Given data Start Marker

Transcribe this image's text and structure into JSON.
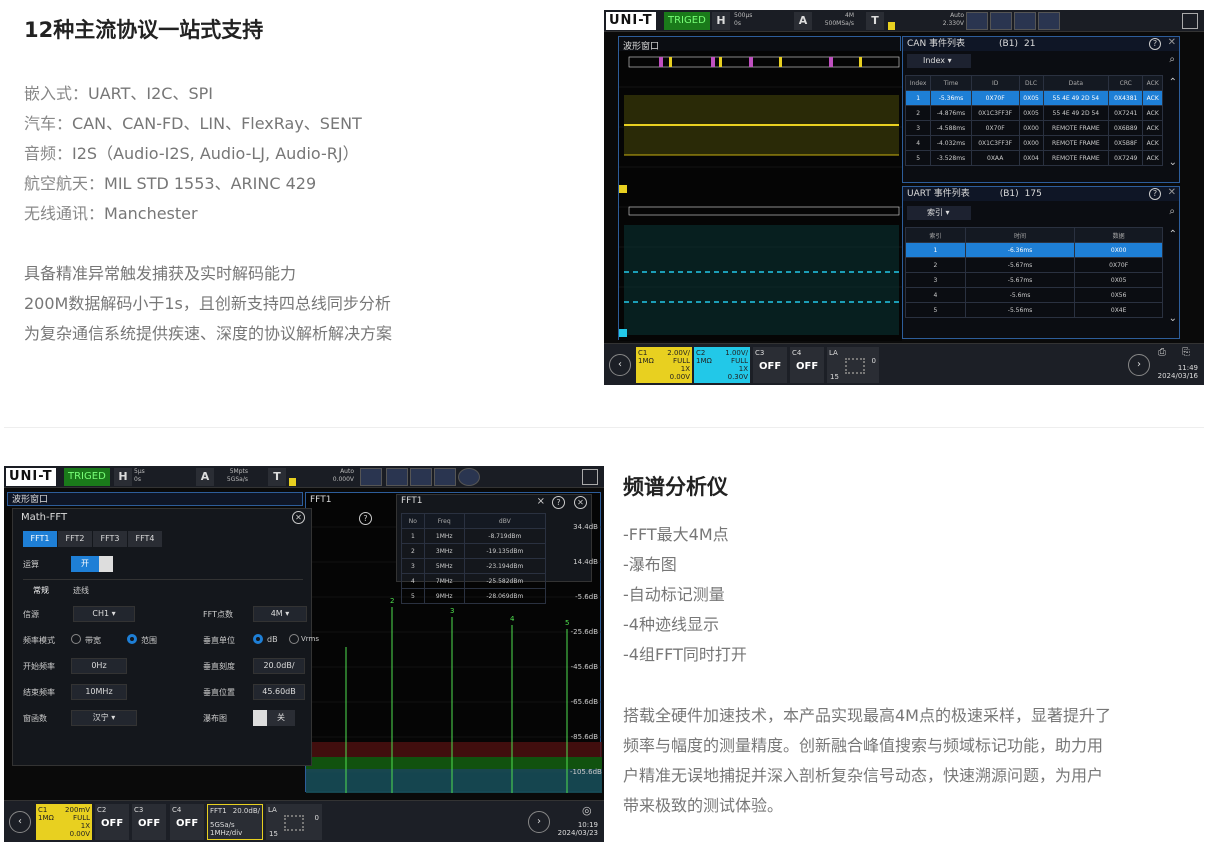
{
  "sec1": {
    "title": "12种主流协议一站式支持",
    "lines": [
      {
        "k": "嵌入式：",
        "v": "UART、I2C、SPI"
      },
      {
        "k": "汽车：",
        "v": "CAN、CAN-FD、LIN、FlexRay、SENT"
      },
      {
        "k": "音频：",
        "v": "I2S（Audio-I2S, Audio-LJ, Audio-RJ）"
      },
      {
        "k": "航空航天：",
        "v": "MIL STD 1553、ARINC 429"
      },
      {
        "k": "无线通讯：",
        "v": "Manchester"
      }
    ],
    "desc": [
      "具备精准异常触发捕获及实时解码能力",
      "200M数据解码小于1s，且创新支持四总线同步分析",
      "为复杂通信系统提供疾速、深度的协议解析解决方案"
    ]
  },
  "sec2": {
    "title": "频谱分析仪",
    "lines": [
      "-FFT最大4M点",
      "-瀑布图",
      "-自动标记测量",
      "-4种迹线显示",
      "-4组FFT同时打开"
    ],
    "desc": [
      "搭载全硬件加速技术，本产品实现最高4M点的极速采样，显著提升了",
      "频率与幅度的测量精度。创新融合峰值搜索与频域标记功能，助力用",
      "户精准无误地捕捉并深入剖析复杂信号动态，快速溯源问题，为用户",
      "带来极致的测试体验。"
    ]
  },
  "scope1": {
    "logo": "UNI-T",
    "trig": "TRIGED",
    "h": "H",
    "hval1": "500μs",
    "hval2": "0s",
    "a": "A",
    "aval1": "4M",
    "aval2": "500MSa/s",
    "t": "T",
    "tval1": "Auto",
    "tval2": "2.330V",
    "wave_title": "波形窗口",
    "can": {
      "title": "CAN 事件列表",
      "bus": "(B1)",
      "count": "21",
      "index_label": "Index",
      "headers": [
        "Index",
        "Time",
        "ID",
        "DLC",
        "Data",
        "CRC",
        "ACK"
      ],
      "rows": [
        [
          "1",
          "-5.36ms",
          "0X70F",
          "0X05",
          "55 4E 49 2D 54",
          "0X4381",
          "ACK"
        ],
        [
          "2",
          "-4.876ms",
          "0X1C3FF3F",
          "0X05",
          "55 4E 49 2D 54",
          "0X7241",
          "ACK"
        ],
        [
          "3",
          "-4.588ms",
          "0X70F",
          "0X00",
          "REMOTE FRAME",
          "0X6B89",
          "ACK"
        ],
        [
          "4",
          "-4.032ms",
          "0X1C3FF3F",
          "0X00",
          "REMOTE FRAME",
          "0X5B8F",
          "ACK"
        ],
        [
          "5",
          "-3.528ms",
          "0XAA",
          "0X04",
          "REMOTE FRAME",
          "0X7249",
          "ACK"
        ]
      ]
    },
    "uart": {
      "title": "UART 事件列表",
      "bus": "(B1)",
      "count": "175",
      "index_label": "索引",
      "headers": [
        "索引",
        "时间",
        "数据"
      ],
      "rows": [
        [
          "1",
          "-6.36ms",
          "0X00"
        ],
        [
          "2",
          "-5.67ms",
          "0X70F"
        ],
        [
          "3",
          "-5.67ms",
          "0X05"
        ],
        [
          "4",
          "-5.6ms",
          "0X56"
        ],
        [
          "5",
          "-5.56ms",
          "0X4E"
        ]
      ]
    },
    "c1": {
      "name": "C1",
      "v": "2.00V/",
      "imp": "1MΩ",
      "bw": "FULL",
      "p": "1X",
      "off": "0.00V"
    },
    "c2": {
      "name": "C2",
      "v": "1.00V/",
      "imp": "1MΩ",
      "bw": "FULL",
      "p": "1X",
      "off": "0.30V"
    },
    "c3": "C3",
    "c4": "C4",
    "la": "LA",
    "off": "OFF",
    "la_num": "15",
    "la_zero": "0",
    "time": "11:49",
    "date": "2024/03/16"
  },
  "scope2": {
    "logo": "UNI-T",
    "trig": "TRIGED",
    "h": "H",
    "hval1": "5μs",
    "hval2": "0s",
    "a": "A",
    "aval1": "5Mpts",
    "aval2": "5GSa/s",
    "t": "T",
    "tval1": "Auto",
    "tval2": "0.000V",
    "wave_title": "波形窗口",
    "fft_tab": "FFT1",
    "math": {
      "title": "Math-FFT",
      "tabs": [
        "FFT1",
        "FFT2",
        "FFT3",
        "FFT4"
      ],
      "op": "运算",
      "on": "开",
      "sub": [
        "常规",
        "迹线"
      ],
      "src_l": "信源",
      "src_v": "CH1",
      "mode_l": "频率模式",
      "mode_a": "带宽",
      "mode_b": "范围",
      "start_l": "开始频率",
      "start_v": "0Hz",
      "end_l": "结束频率",
      "end_v": "10MHz",
      "win_l": "窗函数",
      "win_v": "汉宁",
      "pts_l": "FFT点数",
      "pts_v": "4M",
      "unit_l": "垂直单位",
      "unit_a": "dB",
      "unit_b": "Vrms",
      "scale_l": "垂直刻度",
      "scale_v": "20.0dB/",
      "pos_l": "垂直位置",
      "pos_v": "45.60dB",
      "wf_l": "瀑布图",
      "wf_v": "关"
    },
    "fftt": {
      "title": "FFT1",
      "headers": [
        "No",
        "Freq",
        "dBV"
      ],
      "rows": [
        [
          "1",
          "1MHz",
          "-8.719dBm"
        ],
        [
          "2",
          "3MHz",
          "-19.135dBm"
        ],
        [
          "3",
          "5MHz",
          "-23.194dBm"
        ],
        [
          "4",
          "7MHz",
          "-25.582dBm"
        ],
        [
          "5",
          "9MHz",
          "-28.069dBm"
        ]
      ]
    },
    "ylabels": [
      "34.4dB",
      "14.4dB",
      "-5.6dB",
      "-25.6dB",
      "-45.6dB",
      "-65.6dB",
      "-85.6dB",
      "-105.6dB"
    ],
    "c1": {
      "name": "C1",
      "v": "200mV",
      "imp": "1MΩ",
      "bw": "FULL",
      "p": "1X",
      "off": "0.00V"
    },
    "c2": "C2",
    "c3": "C3",
    "c4": "C4",
    "off": "OFF",
    "fft": {
      "name": "FFT1",
      "v": "20.0dB/",
      "s": "5GSa/s",
      "d": "1MHz/div"
    },
    "la": "LA",
    "la_num": "15",
    "la_zero": "0",
    "time": "10:19",
    "date": "2024/03/23"
  }
}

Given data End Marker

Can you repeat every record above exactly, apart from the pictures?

Transcribe this image's text and structure into JSON.
{
  "sec1": {
    "title": "12种主流协议一站式支持",
    "lines": [
      {
        "k": "嵌入式：",
        "v": "UART、I2C、SPI"
      },
      {
        "k": "汽车：",
        "v": "CAN、CAN-FD、LIN、FlexRay、SENT"
      },
      {
        "k": "音频：",
        "v": "I2S（Audio-I2S, Audio-LJ, Audio-RJ）"
      },
      {
        "k": "航空航天：",
        "v": "MIL STD 1553、ARINC 429"
      },
      {
        "k": "无线通讯：",
        "v": "Manchester"
      }
    ],
    "desc": [
      "具备精准异常触发捕获及实时解码能力",
      "200M数据解码小于1s，且创新支持四总线同步分析",
      "为复杂通信系统提供疾速、深度的协议解析解决方案"
    ]
  },
  "sec2": {
    "title": "频谱分析仪",
    "lines": [
      "-FFT最大4M点",
      "-瀑布图",
      "-自动标记测量",
      "-4种迹线显示",
      "-4组FFT同时打开"
    ],
    "desc": [
      "搭载全硬件加速技术，本产品实现最高4M点的极速采样，显著提升了",
      "频率与幅度的测量精度。创新融合峰值搜索与频域标记功能，助力用",
      "户精准无误地捕捉并深入剖析复杂信号动态，快速溯源问题，为用户",
      "带来极致的测试体验。"
    ]
  },
  "scope1": {
    "logo": "UNI-T",
    "trig": "TRIGED",
    "h": "H",
    "hval1": "500μs",
    "hval2": "0s",
    "a": "A",
    "aval1": "4M",
    "aval2": "500MSa/s",
    "t": "T",
    "tval1": "Auto",
    "tval2": "2.330V",
    "wave_title": "波形窗口",
    "can": {
      "title": "CAN 事件列表",
      "bus": "(B1)",
      "count": "21",
      "index_label": "Index",
      "headers": [
        "Index",
        "Time",
        "ID",
        "DLC",
        "Data",
        "CRC",
        "ACK"
      ],
      "rows": [
        [
          "1",
          "-5.36ms",
          "0X70F",
          "0X05",
          "55 4E 49 2D 54",
          "0X4381",
          "ACK"
        ],
        [
          "2",
          "-4.876ms",
          "0X1C3FF3F",
          "0X05",
          "55 4E 49 2D 54",
          "0X7241",
          "ACK"
        ],
        [
          "3",
          "-4.588ms",
          "0X70F",
          "0X00",
          "REMOTE FRAME",
          "0X6B89",
          "ACK"
        ],
        [
          "4",
          "-4.032ms",
          "0X1C3FF3F",
          "0X00",
          "REMOTE FRAME",
          "0X5B8F",
          "ACK"
        ],
        [
          "5",
          "-3.528ms",
          "0XAA",
          "0X04",
          "REMOTE FRAME",
          "0X7249",
          "ACK"
        ]
      ]
    },
    "uart": {
      "title": "UART 事件列表",
      "bus": "(B1)",
      "count": "175",
      "index_label": "索引",
      "headers": [
        "索引",
        "时间",
        "数据"
      ],
      "rows": [
        [
          "1",
          "-6.36ms",
          "0X00"
        ],
        [
          "2",
          "-5.67ms",
          "0X70F"
        ],
        [
          "3",
          "-5.67ms",
          "0X05"
        ],
        [
          "4",
          "-5.6ms",
          "0X56"
        ],
        [
          "5",
          "-5.56ms",
          "0X4E"
        ]
      ]
    },
    "c1": {
      "name": "C1",
      "v": "2.00V/",
      "imp": "1MΩ",
      "bw": "FULL",
      "p": "1X",
      "off": "0.00V"
    },
    "c2": {
      "name": "C2",
      "v": "1.00V/",
      "imp": "1MΩ",
      "bw": "FULL",
      "p": "1X",
      "off": "0.30V"
    },
    "c3": "C3",
    "c4": "C4",
    "la": "LA",
    "off": "OFF",
    "la_num": "15",
    "la_zero": "0",
    "time": "11:49",
    "date": "2024/03/16"
  },
  "scope2": {
    "logo": "UNI-T",
    "trig": "TRIGED",
    "h": "H",
    "hval1": "5μs",
    "hval2": "0s",
    "a": "A",
    "aval1": "5Mpts",
    "aval2": "5GSa/s",
    "t": "T",
    "tval1": "Auto",
    "tval2": "0.000V",
    "wave_title": "波形窗口",
    "fft_tab": "FFT1",
    "math": {
      "title": "Math-FFT",
      "tabs": [
        "FFT1",
        "FFT2",
        "FFT3",
        "FFT4"
      ],
      "op": "运算",
      "on": "开",
      "sub": [
        "常规",
        "迹线"
      ],
      "src_l": "信源",
      "src_v": "CH1",
      "mode_l": "频率模式",
      "mode_a": "带宽",
      "mode_b": "范围",
      "start_l": "开始频率",
      "start_v": "0Hz",
      "end_l": "结束频率",
      "end_v": "10MHz",
      "win_l": "窗函数",
      "win_v": "汉宁",
      "pts_l": "FFT点数",
      "pts_v": "4M",
      "unit_l": "垂直单位",
      "unit_a": "dB",
      "unit_b": "Vrms",
      "scale_l": "垂直刻度",
      "scale_v": "20.0dB/",
      "pos_l": "垂直位置",
      "pos_v": "45.60dB",
      "wf_l": "瀑布图",
      "wf_v": "关"
    },
    "fftt": {
      "title": "FFT1",
      "headers": [
        "No",
        "Freq",
        "dBV"
      ],
      "rows": [
        [
          "1",
          "1MHz",
          "-8.719dBm"
        ],
        [
          "2",
          "3MHz",
          "-19.135dBm"
        ],
        [
          "3",
          "5MHz",
          "-23.194dBm"
        ],
        [
          "4",
          "7MHz",
          "-25.582dBm"
        ],
        [
          "5",
          "9MHz",
          "-28.069dBm"
        ]
      ]
    },
    "ylabels": [
      "34.4dB",
      "14.4dB",
      "-5.6dB",
      "-25.6dB",
      "-45.6dB",
      "-65.6dB",
      "-85.6dB",
      "-105.6dB"
    ],
    "c1": {
      "name": "C1",
      "v": "200mV",
      "imp": "1MΩ",
      "bw": "FULL",
      "p": "1X",
      "off": "0.00V"
    },
    "c2": "C2",
    "c3": "C3",
    "c4": "C4",
    "off": "OFF",
    "fft": {
      "name": "FFT1",
      "v": "20.0dB/",
      "s": "5GSa/s",
      "d": "1MHz/div"
    },
    "la": "LA",
    "la_num": "15",
    "la_zero": "0",
    "time": "10:19",
    "date": "2024/03/23"
  }
}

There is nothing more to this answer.